Segment Start: SUPPLIED RECORDS

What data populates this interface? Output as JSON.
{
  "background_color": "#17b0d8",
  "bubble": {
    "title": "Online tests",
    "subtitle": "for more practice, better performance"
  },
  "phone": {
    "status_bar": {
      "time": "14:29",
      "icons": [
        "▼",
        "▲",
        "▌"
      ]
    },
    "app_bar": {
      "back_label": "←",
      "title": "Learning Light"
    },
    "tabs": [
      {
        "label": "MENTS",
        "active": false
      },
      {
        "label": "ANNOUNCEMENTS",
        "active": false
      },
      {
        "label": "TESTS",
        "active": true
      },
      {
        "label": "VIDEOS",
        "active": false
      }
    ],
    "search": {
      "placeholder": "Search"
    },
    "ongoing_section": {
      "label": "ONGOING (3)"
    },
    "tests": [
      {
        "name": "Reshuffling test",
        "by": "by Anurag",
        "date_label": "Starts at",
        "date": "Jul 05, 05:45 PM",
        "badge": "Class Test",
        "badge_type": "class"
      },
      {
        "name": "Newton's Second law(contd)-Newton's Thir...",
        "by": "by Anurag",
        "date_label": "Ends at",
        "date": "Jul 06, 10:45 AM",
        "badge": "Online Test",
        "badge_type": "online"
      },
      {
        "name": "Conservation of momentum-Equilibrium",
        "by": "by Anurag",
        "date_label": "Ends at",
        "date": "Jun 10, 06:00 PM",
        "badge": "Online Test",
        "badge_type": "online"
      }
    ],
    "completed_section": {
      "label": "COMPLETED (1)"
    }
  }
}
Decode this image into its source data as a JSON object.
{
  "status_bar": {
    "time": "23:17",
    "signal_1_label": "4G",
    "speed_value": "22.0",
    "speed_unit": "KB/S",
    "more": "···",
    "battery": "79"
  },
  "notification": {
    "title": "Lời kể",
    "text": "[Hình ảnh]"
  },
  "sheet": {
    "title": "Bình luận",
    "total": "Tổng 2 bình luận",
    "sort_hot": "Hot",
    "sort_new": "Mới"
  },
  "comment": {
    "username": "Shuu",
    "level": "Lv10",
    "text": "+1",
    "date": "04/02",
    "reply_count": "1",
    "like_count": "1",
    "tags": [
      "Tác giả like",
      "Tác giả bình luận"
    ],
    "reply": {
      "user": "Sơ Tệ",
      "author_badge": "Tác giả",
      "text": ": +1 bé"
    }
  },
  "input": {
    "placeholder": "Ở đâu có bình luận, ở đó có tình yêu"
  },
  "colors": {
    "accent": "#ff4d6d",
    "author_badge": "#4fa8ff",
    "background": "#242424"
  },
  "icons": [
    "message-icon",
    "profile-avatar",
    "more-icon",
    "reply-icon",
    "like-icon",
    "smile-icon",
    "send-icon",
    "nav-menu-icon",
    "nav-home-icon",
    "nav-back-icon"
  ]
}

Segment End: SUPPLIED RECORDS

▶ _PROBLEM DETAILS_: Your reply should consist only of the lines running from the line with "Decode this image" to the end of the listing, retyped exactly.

▶ _ANSWER SPACE_:
Decode this image into its source data as a JSON object.
{
  "status_bar": {
    "time": "23:17",
    "signal_1_label": "4G",
    "speed_value": "22.0",
    "speed_unit": "KB/S",
    "more": "···",
    "battery": "79"
  },
  "notification": {
    "title": "Lời kể",
    "text": "[Hình ảnh]"
  },
  "sheet": {
    "title": "Bình luận",
    "total": "Tổng 2 bình luận",
    "sort_hot": "Hot",
    "sort_new": "Mới"
  },
  "comment": {
    "username": "Shuu",
    "level": "Lv10",
    "text": "+1",
    "date": "04/02",
    "reply_count": "1",
    "like_count": "1",
    "tags": [
      "Tác giả like",
      "Tác giả bình luận"
    ],
    "reply": {
      "user": "Sơ Tệ",
      "author_badge": "Tác giả",
      "text": ": +1 bé"
    }
  },
  "input": {
    "placeholder": "Ở đâu có bình luận, ở đó có tình yêu"
  },
  "colors": {
    "accent": "#ff4d6d",
    "author_badge": "#4fa8ff",
    "background": "#242424"
  },
  "icons": [
    "message-icon",
    "profile-avatar",
    "more-icon",
    "reply-icon",
    "like-icon",
    "smile-icon",
    "send-icon",
    "nav-menu-icon",
    "nav-home-icon",
    "nav-back-icon"
  ]
}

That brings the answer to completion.